I know this form is well defined and smooth, but I have two questions:

$$1$$-Why this method makes a "nowhere vanishing form"?

$$2$$-Suppose $$f:\mathbb{R}^3\rightarrow \mathbb{R}$$ be smooth and $$f^{-1}(0)$$ is a regular level set.How can I generalize this method for manifold $$f^{-1}(0)$$ and find a nowhere-zero 2 form?

• For (2), you can't, because it's not true. The sphere is a level set, and has no nowhere-vanishing 1-form. Jan 10, 2020 at 7:09
• @SteveD I want to find a 2-form for sphere by generalized method. Jan 10, 2020 at 7:15
• It works for smooth curves $f(x,y)=0$. Jan 10, 2020 at 7:17
• @reuns So , Is there any other method to find? Jan 10, 2020 at 7:21

The $$1$$-form Tu defines is nowhere vanishing for the following reason. Consider $$dx/y$$ as a $$1$$-form on the subset of the circle where $$y\ne 0$$. It will vanish (as a $$1$$-form on $$\Bbb S^1$$) at the point $$(a,b)\in\Bbb S^1$$ only if the tangent space at $$(a,b)$$ is spanned by $$\partial/\partial y$$. But the equation $$x\,dx+y\,dy=0$$ on $$\Bbb S^1$$ tells you that this precisely when $$y=0$$, i.e., at points $$(\pm 1,0)$$, but we have restricted precisely to the complement of that set.
This method will generalize to hypersurfaces in arbitrary dimension, as long as you take the preimage of a regular value. For a surface $$S$$ given by $$f(x,y,z)=0$$, since $$df\ne 0$$ at every point of $$S$$, it follows that some partial derivative must be nonzero at every point of $$S$$. By analogy with what Tu gave for the circle, note that because $$df|_S = 0$$, we have $$\frac{\partial f}{\partial x} dx + \frac{\partial f}{\partial y} dy + \frac{\partial f}{\partial z} dz = 0$$ as a $$1$$-form on $$S$$. It follows that $$\frac{dy\wedge dz}{\partial f/\partial x} = \frac{dz\wedge dx}{\partial f/\partial y} = \frac{dx\wedge dy}{\partial f/\partial z}$$ whenever the expressions make sense. And at each point, (at least) one of them must be defined.

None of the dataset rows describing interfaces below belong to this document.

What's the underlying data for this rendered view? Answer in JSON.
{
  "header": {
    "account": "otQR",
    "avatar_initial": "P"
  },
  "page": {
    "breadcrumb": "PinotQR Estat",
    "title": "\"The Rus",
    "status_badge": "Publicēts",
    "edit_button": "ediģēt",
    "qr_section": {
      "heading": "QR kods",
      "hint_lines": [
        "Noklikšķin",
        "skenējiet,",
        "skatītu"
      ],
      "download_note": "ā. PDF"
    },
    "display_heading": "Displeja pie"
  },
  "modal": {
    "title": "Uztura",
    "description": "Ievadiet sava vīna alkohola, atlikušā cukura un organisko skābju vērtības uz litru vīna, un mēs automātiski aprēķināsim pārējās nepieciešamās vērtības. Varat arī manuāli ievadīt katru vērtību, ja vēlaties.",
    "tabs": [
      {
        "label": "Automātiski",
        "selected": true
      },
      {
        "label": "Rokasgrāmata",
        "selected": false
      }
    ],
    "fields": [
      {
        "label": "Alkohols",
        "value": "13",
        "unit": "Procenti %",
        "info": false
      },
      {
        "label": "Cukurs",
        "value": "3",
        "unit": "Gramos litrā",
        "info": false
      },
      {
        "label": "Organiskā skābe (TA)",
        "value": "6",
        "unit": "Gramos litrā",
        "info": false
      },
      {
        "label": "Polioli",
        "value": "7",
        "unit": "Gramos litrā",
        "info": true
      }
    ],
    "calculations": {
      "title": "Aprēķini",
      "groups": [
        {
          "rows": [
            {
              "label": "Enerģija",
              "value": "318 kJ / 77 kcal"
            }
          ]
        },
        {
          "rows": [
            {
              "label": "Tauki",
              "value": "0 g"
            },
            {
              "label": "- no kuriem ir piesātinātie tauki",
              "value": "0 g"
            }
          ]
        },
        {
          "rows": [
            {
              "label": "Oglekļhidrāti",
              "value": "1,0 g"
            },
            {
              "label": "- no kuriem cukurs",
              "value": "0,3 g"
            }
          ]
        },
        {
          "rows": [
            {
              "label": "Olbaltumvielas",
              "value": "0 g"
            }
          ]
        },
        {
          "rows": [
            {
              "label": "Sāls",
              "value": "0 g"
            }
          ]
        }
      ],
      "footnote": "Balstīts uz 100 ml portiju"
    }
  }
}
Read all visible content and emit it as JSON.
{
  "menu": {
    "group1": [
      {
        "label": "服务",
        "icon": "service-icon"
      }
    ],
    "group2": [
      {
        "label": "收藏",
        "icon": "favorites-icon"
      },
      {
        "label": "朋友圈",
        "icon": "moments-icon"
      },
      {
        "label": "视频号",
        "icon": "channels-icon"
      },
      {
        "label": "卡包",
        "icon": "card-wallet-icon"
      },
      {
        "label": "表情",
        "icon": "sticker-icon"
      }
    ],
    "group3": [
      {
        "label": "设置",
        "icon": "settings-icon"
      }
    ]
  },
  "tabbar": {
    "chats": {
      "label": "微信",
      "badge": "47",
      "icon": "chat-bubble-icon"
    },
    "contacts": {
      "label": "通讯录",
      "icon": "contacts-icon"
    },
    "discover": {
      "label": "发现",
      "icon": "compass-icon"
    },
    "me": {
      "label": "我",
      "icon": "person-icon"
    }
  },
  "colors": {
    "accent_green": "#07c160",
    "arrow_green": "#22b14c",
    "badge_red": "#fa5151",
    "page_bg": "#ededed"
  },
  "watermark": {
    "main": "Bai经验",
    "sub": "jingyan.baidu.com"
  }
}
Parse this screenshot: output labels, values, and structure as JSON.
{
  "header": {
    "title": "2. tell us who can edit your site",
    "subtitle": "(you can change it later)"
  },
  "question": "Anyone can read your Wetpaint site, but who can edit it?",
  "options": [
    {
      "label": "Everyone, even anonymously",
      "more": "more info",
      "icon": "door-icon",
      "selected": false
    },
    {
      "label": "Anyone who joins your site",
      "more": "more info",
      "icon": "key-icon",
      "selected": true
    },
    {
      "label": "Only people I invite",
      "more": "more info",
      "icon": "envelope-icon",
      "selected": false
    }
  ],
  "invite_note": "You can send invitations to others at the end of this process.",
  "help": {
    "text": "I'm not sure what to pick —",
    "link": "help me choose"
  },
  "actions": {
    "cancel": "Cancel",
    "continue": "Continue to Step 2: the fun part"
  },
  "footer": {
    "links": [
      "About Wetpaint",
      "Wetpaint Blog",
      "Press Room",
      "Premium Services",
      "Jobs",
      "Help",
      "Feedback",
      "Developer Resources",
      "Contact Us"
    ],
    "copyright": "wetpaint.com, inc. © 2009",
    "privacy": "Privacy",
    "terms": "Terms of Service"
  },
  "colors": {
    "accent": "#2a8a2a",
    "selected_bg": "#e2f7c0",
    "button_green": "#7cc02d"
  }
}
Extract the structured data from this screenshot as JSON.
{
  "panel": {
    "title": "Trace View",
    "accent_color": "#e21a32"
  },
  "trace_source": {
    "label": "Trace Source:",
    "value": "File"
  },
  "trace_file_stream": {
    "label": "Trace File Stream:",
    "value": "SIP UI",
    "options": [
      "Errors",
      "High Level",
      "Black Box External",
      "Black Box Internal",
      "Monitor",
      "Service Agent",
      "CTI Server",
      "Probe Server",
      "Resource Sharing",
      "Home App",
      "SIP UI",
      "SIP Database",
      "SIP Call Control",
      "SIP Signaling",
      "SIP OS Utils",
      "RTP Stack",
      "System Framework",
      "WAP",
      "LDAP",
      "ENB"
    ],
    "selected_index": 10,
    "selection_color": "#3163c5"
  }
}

You can check as I indicated for the circle case that the $$2$$-form is nowhere-vanishing on $$S$$. (For example, $$dy\wedge dz$$ vanishes on $$S$$ only at a point where $$\partial/\partial x$$ is tangent to $$S$$, and this happens precisely when $$\partial f/\partial x = 0$$.)